**YOUR ASSIGNMENT:**
How many lines in the data hold the string "JSON"? State the number alone.

**RAW DATA:**
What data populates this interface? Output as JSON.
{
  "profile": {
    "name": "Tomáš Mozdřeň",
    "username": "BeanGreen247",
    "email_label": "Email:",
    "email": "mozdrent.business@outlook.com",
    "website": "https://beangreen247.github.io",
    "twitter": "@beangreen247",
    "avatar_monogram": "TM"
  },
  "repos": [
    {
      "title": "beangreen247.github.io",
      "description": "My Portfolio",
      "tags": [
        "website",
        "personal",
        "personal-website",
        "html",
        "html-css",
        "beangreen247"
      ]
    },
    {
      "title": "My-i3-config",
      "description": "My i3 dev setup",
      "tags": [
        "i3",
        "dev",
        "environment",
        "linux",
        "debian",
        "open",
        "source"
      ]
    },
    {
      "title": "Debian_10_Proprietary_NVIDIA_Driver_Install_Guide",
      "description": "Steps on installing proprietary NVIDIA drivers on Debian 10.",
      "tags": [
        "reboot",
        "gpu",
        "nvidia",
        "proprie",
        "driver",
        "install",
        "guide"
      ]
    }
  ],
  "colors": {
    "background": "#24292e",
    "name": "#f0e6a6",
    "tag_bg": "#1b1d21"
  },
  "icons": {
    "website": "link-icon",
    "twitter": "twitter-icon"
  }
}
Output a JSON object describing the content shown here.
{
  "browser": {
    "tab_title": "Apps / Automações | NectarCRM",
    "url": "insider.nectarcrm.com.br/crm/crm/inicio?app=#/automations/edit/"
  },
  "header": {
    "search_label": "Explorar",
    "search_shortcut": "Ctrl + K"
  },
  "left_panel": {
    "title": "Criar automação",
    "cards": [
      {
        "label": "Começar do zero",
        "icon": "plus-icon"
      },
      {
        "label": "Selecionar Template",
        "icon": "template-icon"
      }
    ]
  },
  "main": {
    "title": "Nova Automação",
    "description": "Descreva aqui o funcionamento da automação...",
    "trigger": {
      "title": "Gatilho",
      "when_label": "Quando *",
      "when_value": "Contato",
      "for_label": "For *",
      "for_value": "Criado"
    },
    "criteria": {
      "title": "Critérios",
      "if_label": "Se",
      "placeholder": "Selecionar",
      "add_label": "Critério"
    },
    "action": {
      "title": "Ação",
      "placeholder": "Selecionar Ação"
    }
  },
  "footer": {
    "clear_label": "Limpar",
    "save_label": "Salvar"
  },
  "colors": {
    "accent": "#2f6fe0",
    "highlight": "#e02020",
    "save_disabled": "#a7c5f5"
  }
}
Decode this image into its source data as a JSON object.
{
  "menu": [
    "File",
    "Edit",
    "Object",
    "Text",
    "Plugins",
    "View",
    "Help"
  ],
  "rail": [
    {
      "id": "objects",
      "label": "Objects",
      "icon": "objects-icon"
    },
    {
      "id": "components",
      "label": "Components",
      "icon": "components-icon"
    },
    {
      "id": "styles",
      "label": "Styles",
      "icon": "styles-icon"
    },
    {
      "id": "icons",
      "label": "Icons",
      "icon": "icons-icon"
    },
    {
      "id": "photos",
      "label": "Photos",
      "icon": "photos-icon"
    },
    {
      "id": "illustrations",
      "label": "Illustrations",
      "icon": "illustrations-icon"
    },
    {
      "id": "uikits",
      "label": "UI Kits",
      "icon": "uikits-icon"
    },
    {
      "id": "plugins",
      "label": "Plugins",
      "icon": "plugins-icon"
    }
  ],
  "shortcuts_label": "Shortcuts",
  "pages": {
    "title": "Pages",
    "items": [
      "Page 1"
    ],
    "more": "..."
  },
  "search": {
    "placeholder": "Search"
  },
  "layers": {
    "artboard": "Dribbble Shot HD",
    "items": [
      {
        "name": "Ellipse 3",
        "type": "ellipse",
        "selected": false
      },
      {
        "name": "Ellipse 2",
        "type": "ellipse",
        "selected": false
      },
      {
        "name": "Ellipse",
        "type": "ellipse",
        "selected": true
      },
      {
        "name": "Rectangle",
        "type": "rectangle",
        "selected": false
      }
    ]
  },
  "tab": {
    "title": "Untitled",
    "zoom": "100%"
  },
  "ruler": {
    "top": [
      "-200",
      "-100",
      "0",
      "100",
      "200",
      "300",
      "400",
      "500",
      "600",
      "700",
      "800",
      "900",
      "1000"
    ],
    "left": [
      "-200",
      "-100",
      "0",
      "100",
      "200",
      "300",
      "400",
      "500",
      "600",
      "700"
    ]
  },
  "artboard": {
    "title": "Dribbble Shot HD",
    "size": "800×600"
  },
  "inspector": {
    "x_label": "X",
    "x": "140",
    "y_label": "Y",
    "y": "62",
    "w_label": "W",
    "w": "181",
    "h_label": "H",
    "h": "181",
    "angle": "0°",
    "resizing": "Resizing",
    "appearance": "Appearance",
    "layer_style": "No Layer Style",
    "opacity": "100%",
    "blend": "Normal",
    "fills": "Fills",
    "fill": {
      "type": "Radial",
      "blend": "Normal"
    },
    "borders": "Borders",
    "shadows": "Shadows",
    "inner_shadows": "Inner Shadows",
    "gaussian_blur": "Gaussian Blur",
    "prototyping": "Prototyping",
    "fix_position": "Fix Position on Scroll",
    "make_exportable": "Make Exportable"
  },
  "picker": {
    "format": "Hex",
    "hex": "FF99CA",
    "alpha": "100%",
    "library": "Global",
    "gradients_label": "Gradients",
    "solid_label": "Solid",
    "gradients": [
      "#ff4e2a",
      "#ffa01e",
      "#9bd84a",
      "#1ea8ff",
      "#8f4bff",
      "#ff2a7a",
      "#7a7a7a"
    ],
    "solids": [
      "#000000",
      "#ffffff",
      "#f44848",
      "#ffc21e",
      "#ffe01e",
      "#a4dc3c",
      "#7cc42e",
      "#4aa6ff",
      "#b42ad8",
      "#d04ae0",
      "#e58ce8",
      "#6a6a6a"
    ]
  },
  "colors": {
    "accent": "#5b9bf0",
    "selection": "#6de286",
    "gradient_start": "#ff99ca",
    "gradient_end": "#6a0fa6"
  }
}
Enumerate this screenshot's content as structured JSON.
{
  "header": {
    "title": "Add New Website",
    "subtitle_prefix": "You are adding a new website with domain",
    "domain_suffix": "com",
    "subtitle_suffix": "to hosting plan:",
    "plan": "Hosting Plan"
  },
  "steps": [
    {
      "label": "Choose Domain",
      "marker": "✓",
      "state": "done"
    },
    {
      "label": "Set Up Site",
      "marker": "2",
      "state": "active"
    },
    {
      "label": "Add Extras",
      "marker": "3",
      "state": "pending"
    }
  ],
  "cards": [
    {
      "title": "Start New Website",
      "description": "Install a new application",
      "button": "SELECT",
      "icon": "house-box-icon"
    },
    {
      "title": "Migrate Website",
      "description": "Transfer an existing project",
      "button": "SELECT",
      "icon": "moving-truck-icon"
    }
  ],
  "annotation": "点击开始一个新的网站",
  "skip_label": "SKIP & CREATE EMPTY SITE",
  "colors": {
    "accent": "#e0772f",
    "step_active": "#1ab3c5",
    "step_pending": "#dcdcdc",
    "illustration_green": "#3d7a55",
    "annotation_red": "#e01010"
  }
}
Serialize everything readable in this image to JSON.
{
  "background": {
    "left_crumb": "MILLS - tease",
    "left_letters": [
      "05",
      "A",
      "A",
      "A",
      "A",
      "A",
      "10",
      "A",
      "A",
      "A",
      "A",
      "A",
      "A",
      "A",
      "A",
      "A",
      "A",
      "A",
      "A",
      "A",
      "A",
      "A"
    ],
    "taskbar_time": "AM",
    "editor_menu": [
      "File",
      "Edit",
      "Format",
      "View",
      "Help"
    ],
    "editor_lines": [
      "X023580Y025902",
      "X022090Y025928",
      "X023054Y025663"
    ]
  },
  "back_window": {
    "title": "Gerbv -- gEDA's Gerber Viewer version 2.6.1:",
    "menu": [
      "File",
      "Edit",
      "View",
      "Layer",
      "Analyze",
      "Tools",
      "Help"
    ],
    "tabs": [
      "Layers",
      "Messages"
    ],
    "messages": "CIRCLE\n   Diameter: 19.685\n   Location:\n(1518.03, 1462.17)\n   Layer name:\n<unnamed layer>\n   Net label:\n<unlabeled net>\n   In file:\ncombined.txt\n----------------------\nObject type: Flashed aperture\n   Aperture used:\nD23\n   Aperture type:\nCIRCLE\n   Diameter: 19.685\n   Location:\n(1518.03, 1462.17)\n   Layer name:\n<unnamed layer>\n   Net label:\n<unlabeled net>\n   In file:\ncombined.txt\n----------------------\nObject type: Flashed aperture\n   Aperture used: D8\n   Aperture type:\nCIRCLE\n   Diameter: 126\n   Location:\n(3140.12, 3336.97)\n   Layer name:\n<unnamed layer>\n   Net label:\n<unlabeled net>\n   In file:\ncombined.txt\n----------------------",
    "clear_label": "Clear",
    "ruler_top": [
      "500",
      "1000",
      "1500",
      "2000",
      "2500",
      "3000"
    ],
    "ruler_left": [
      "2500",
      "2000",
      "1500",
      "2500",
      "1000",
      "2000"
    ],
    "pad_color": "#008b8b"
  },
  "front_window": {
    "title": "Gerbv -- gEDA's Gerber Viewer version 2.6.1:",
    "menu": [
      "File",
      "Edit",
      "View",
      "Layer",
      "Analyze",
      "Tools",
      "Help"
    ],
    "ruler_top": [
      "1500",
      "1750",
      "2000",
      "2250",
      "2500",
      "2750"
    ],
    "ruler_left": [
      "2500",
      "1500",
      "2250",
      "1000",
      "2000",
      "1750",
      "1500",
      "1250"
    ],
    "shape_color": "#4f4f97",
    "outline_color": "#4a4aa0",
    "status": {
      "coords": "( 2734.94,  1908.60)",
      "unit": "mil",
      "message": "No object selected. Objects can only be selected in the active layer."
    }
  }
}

**YOUR RESPONSE:**
5